A lottery is a game where participants pay for the chance to win prizes based on the outcome of a random draw. The prize can be cash, goods, or services. Modern lotteries are run using computers that record the identities of bettors, the amounts staked by each, and the number(s) or other symbols on which they bet. The bettor then submits his ticket for shuffling and selection in the drawing. The winner is determined by examining the results of the drawing to see whether his ticket was among those selected. A lottery may also be a form of social or economic policy, such as a contest to determine the allocation of apartments in a subsidized housing block or kindergarten placements.
In general, the odds of winning a lottery are very low. There are a few strategies that you can use to improve your odds, but the overall chances of winning remain low. Regardless, it is important to understand the odds of winning a lottery before you play.
While the majority of people who play the lottery do not win, some individuals have won huge jackpots. These winners have been able to purchase homes, businesses, and even cars. However, the lottery is not without risks and is an addictive form of gambling that can cause serious financial problems for those who do not make wise choices with their money.
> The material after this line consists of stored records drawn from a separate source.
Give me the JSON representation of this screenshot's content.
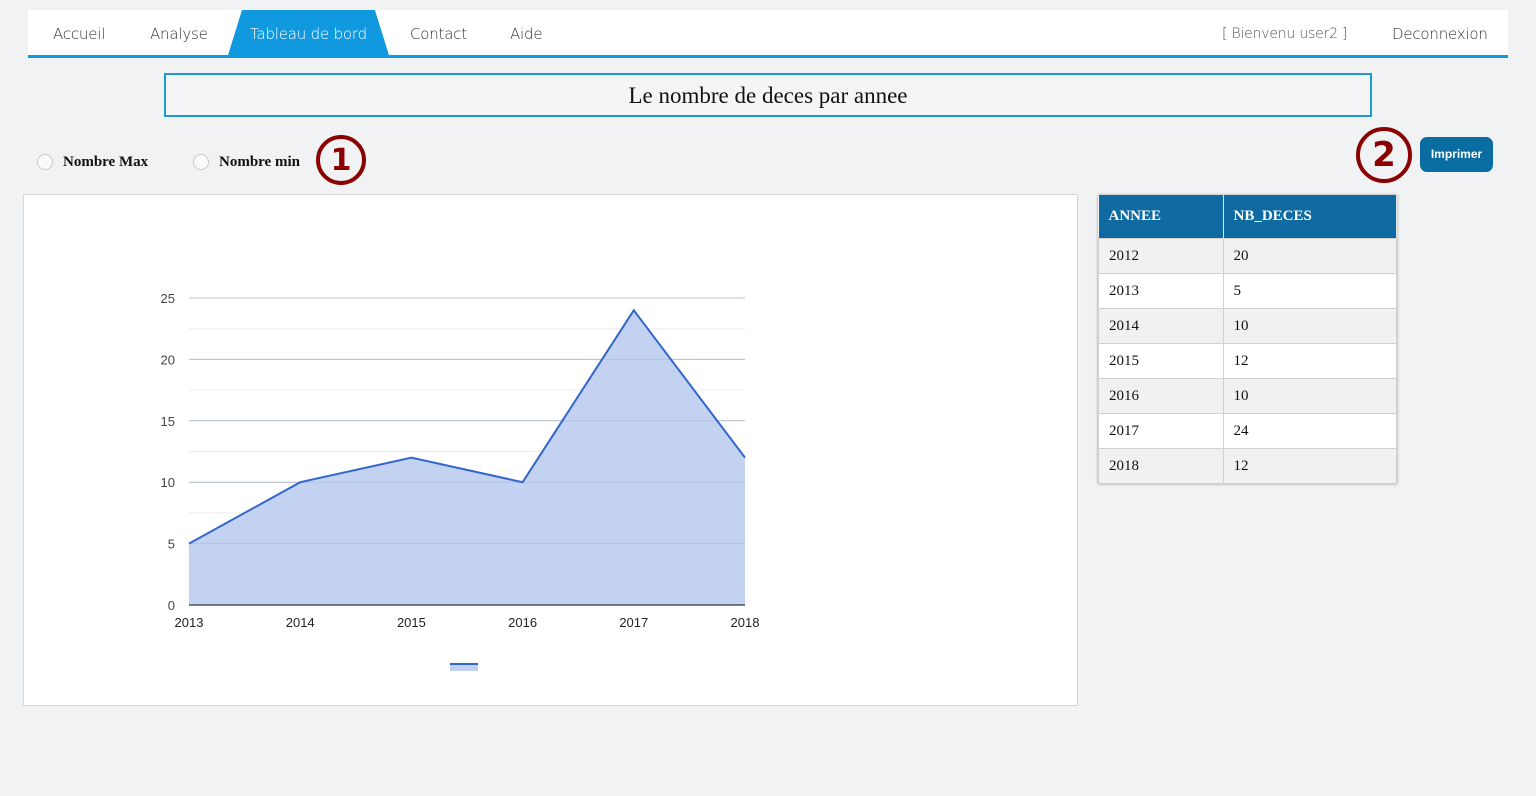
{
  "nav": {
    "items": [
      "Accueil",
      "Analyse",
      "Tableau de bord",
      "Contact",
      "Aide"
    ],
    "active": "Tableau de bord",
    "welcome": "[ Bienvenu user2 ]",
    "logout": "Deconnexion"
  },
  "page_title": "Le nombre de deces par annee",
  "filters": {
    "max_label": "Nombre Max",
    "min_label": "Nombre min"
  },
  "markers": {
    "one": "1",
    "two": "2"
  },
  "print_label": "Imprimer",
  "chart_data": {
    "type": "area",
    "x": [
      "2013",
      "2014",
      "2015",
      "2016",
      "2017",
      "2018"
    ],
    "series": [
      {
        "values": [
          5,
          10,
          12,
          10,
          24,
          12
        ]
      }
    ],
    "ylim": [
      0,
      25
    ],
    "yticks": [
      0,
      5,
      10,
      15,
      20,
      25
    ],
    "grid": true,
    "legend": "bottom",
    "line_color": "#3366cc",
    "fill_color": "#c0d0ef"
  },
  "table": {
    "headers": [
      "ANNEE",
      "NB_DECES"
    ],
    "rows": [
      [
        "2012",
        "20"
      ],
      [
        "2013",
        "5"
      ],
      [
        "2014",
        "10"
      ],
      [
        "2015",
        "12"
      ],
      [
        "2016",
        "10"
      ],
      [
        "2017",
        "24"
      ],
      [
        "2018",
        "12"
      ]
    ]
  }
}
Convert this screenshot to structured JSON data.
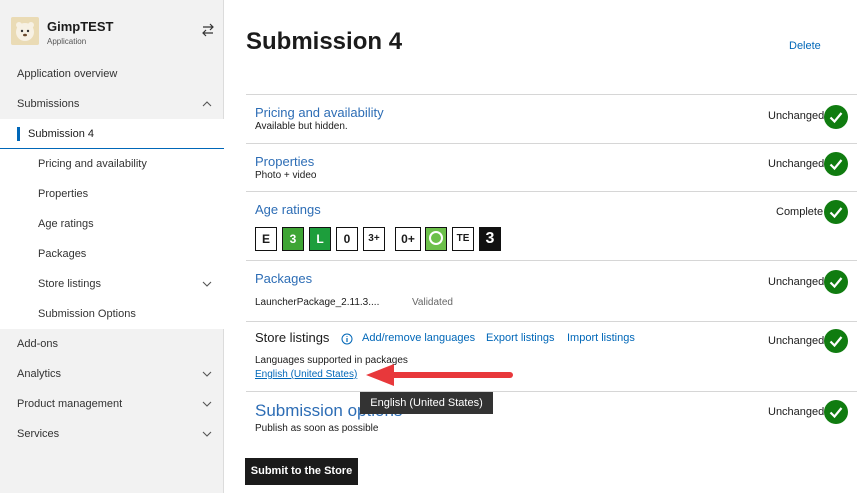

Many states organize lotteries to raise funds for a variety of state needs. The lottery is a convenient way to collect large sums of money quickly, as it requires little organization or effort. It is an alternative to traditional methods of raising money, such as taxes and bond sales. It is an effective tool for public policy, especially when the amount of money being raised is large enough to meet the public’s needs.
The word lottery derives from the Dutch noun lot, meaning fate or fortune. The word was probably first used in English in 1669, though the earliest European lotteries date from the 1500s. In fact, lotteries were widely adopted in Europe in the 1600s and 1700s because of their popularity and ease of organization. They were sometimes even used as a substitute for taxation and were often referred to as a “painless form of taxation.”
Before buying a lottery ticket, read the terms and conditions carefully. Look for a description of the different games offered and the prizes that are available for each. Then, check when the lottery last updated its records. If possible, buy tickets shortly after an update to increase your chances of winning.
When you are purchasing scratch-off lottery tickets, it is a good idea to look for games that have fewer numbers or have a smaller range of numbers. This will reduce the number of possible combinations and dramatically improve your odds of winning. However, it is also important to remember that no matter what strategy you choose, the odds will be low, or “epsilon,” as mathematicians call them.